Summer Planting: Sweet Potatoes
On this week’s episode, Travis is talking about how to plant and take care of sweet potatoes throughout the growing process. As a warm-weather crop, sweet potatoes are ideal for growing during the summer months because they love the hotter weather and don’t mind when it is dry. In the South, summer planting sweet potatoes can be anytime in May till late August. They typically take around 100 to 120 days to mature, therefore, you will need a 3 to 4 month window of time for summer planting. Once you harvest some of the spring crops from the garden we recommend to follow up the area by starting summer planting with sweet potatoes. Unlike Irish potatoes, we plant sweet potatoes from slips which are basically a sprout from the potato that you plunk off. It contains roots on the side that once planted in the ground it will start growing leaves and start bushing out from there. You can grow your own slips from sweet potatoes that were harvested previously in the garden. However, Travis recommends buying sweet potato slips from Steele Plant Company based in Gleason, Tennessee. When choosing a spot for planting sweet potatoes they will need plenty of room because they are a vining crop and tend to sprawl all around the soil surface. If you happen to plant the potatoes to close to another crop they will start to climb on the other crops and end up smothering them out. Once the rows are laid off using the wheel hoe, Travis will add good compost along the planting furrows before summer planting. When planting the slips they should be spaced about a foot apart in the vegetable garden. Instead of planting the slips up and down, Travis is going to plant them in the furrow horizontally and cover up almost the entire slip, leaving only a little bit sticking out. Another factor when planting sweet potatoes is they do not have to be planted on drip tape since they do not need a ton of irrigation throughout the growing season. Instead of using drip tape, Travis is going to use overhead watering to ensure he provides the plants with the needed amount of irrigation. For the first couple of days, the plants will look rather pitiful and will begin to perk up once the roots are established in the soil. Once the vines start to become more prevalent in the area you can begin to hill the sweet potatoes or throw soil to the middle of the plant rows. Travis has not found where hilling the plants makes a significant difference, but it is a great technique for weed suppression or smothering out the weeds in the garden. Another technique that he has tried is trimming back the vines as they continue to grow during the summer planting months. Travis found that when trimming the vines back it makes it easier to harvest the sweet potatoes from the vegetable garden.

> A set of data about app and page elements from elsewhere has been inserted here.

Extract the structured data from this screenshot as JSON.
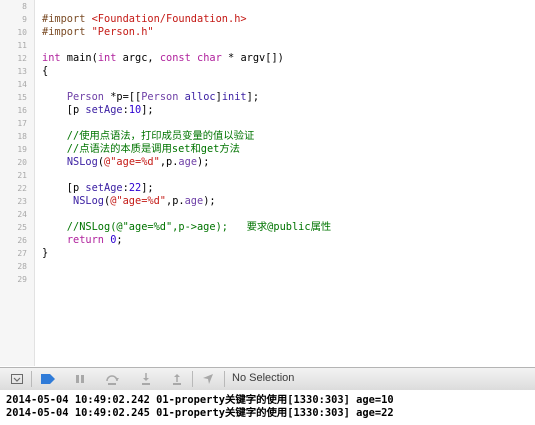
{
  "editor": {
    "lines": [
      {
        "n": "8",
        "segs": []
      },
      {
        "n": "9",
        "segs": [
          {
            "t": "#import ",
            "c": "pre"
          },
          {
            "t": "<Foundation/Foundation.h>",
            "c": "str"
          }
        ]
      },
      {
        "n": "10",
        "segs": [
          {
            "t": "#import ",
            "c": "pre"
          },
          {
            "t": "\"Person.h\"",
            "c": "str"
          }
        ]
      },
      {
        "n": "11",
        "segs": []
      },
      {
        "n": "12",
        "segs": [
          {
            "t": "int",
            "c": "kw"
          },
          {
            "t": " main(",
            "c": ""
          },
          {
            "t": "int",
            "c": "kw"
          },
          {
            "t": " argc, ",
            "c": ""
          },
          {
            "t": "const",
            "c": "kw"
          },
          {
            "t": " ",
            "c": ""
          },
          {
            "t": "char",
            "c": "kw"
          },
          {
            "t": " * argv[])",
            "c": ""
          }
        ]
      },
      {
        "n": "13",
        "segs": [
          {
            "t": "{",
            "c": ""
          }
        ]
      },
      {
        "n": "14",
        "segs": []
      },
      {
        "n": "15",
        "segs": [
          {
            "t": "    ",
            "c": ""
          },
          {
            "t": "Person",
            "c": "cls"
          },
          {
            "t": " *p=[[",
            "c": ""
          },
          {
            "t": "Person",
            "c": "cls"
          },
          {
            "t": " ",
            "c": ""
          },
          {
            "t": "alloc",
            "c": "fn"
          },
          {
            "t": "]",
            "c": ""
          },
          {
            "t": "init",
            "c": "fn"
          },
          {
            "t": "];",
            "c": ""
          }
        ]
      },
      {
        "n": "16",
        "segs": [
          {
            "t": "    [p ",
            "c": ""
          },
          {
            "t": "setAge",
            "c": "fn"
          },
          {
            "t": ":",
            "c": ""
          },
          {
            "t": "10",
            "c": "num"
          },
          {
            "t": "];",
            "c": ""
          }
        ]
      },
      {
        "n": "17",
        "segs": []
      },
      {
        "n": "18",
        "segs": [
          {
            "t": "    //使用点语法，打印成员变量的值以验证",
            "c": "cmt"
          }
        ]
      },
      {
        "n": "19",
        "segs": [
          {
            "t": "    //点语法的本质是调用set和get方法",
            "c": "cmt"
          }
        ]
      },
      {
        "n": "20",
        "segs": [
          {
            "t": "    ",
            "c": ""
          },
          {
            "t": "NSLog",
            "c": "fn"
          },
          {
            "t": "(",
            "c": ""
          },
          {
            "t": "@\"age=%d\"",
            "c": "str"
          },
          {
            "t": ",p.",
            "c": ""
          },
          {
            "t": "age",
            "c": "cls"
          },
          {
            "t": ");",
            "c": ""
          }
        ]
      },
      {
        "n": "21",
        "segs": []
      },
      {
        "n": "22",
        "segs": [
          {
            "t": "    [p ",
            "c": ""
          },
          {
            "t": "setAge",
            "c": "fn"
          },
          {
            "t": ":",
            "c": ""
          },
          {
            "t": "22",
            "c": "num"
          },
          {
            "t": "];",
            "c": ""
          }
        ]
      },
      {
        "n": "23",
        "segs": [
          {
            "t": "     ",
            "c": ""
          },
          {
            "t": "NSLog",
            "c": "fn"
          },
          {
            "t": "(",
            "c": ""
          },
          {
            "t": "@\"age=%d\"",
            "c": "str"
          },
          {
            "t": ",p.",
            "c": ""
          },
          {
            "t": "age",
            "c": "cls"
          },
          {
            "t": ");",
            "c": ""
          }
        ]
      },
      {
        "n": "24",
        "segs": []
      },
      {
        "n": "25",
        "segs": [
          {
            "t": "    //NSLog(@\"age=%d\",p->age);   要求@public属性",
            "c": "cmt"
          }
        ]
      },
      {
        "n": "26",
        "segs": [
          {
            "t": "    ",
            "c": ""
          },
          {
            "t": "return",
            "c": "kw"
          },
          {
            "t": " ",
            "c": ""
          },
          {
            "t": "0",
            "c": "num"
          },
          {
            "t": ";",
            "c": ""
          }
        ]
      },
      {
        "n": "27",
        "segs": [
          {
            "t": "}",
            "c": ""
          }
        ]
      },
      {
        "n": "28",
        "segs": []
      },
      {
        "n": "29",
        "segs": []
      }
    ]
  },
  "debug_bar": {
    "buttons": [
      {
        "name": "hide-debug-area-icon",
        "interactable": true
      },
      {
        "name": "breakpoints-toggle-icon",
        "interactable": true
      },
      {
        "name": "pause-icon",
        "interactable": true
      },
      {
        "name": "step-over-icon",
        "interactable": true
      },
      {
        "name": "step-into-icon",
        "interactable": true
      },
      {
        "name": "step-out-icon",
        "interactable": true
      },
      {
        "name": "location-icon",
        "interactable": true
      }
    ],
    "selection_label": "No Selection",
    "accent_color": "#2f7bd8"
  },
  "console": {
    "lines": [
      "2014-05-04 10:49:02.242 01-property关键字的使用[1330:303] age=10",
      "2014-05-04 10:49:02.245 01-property关键字的使用[1330:303] age=22"
    ]
  }
}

Sweet Potato Varieties
There are several different sweet potato varieties that do well in the vegetable garden. Travis has grown a couple of different potato varieties such as Beauregard and Centennial. He mentions that the sweet potato variety that does the best in production in his garden is the Covington. However, upon recommendation from Steele, Travis is going to plant the Georgia Jets which is supposed to grow really well in the south. All of these sweet potato varieties have excellent storage life and are ideal for summer planting.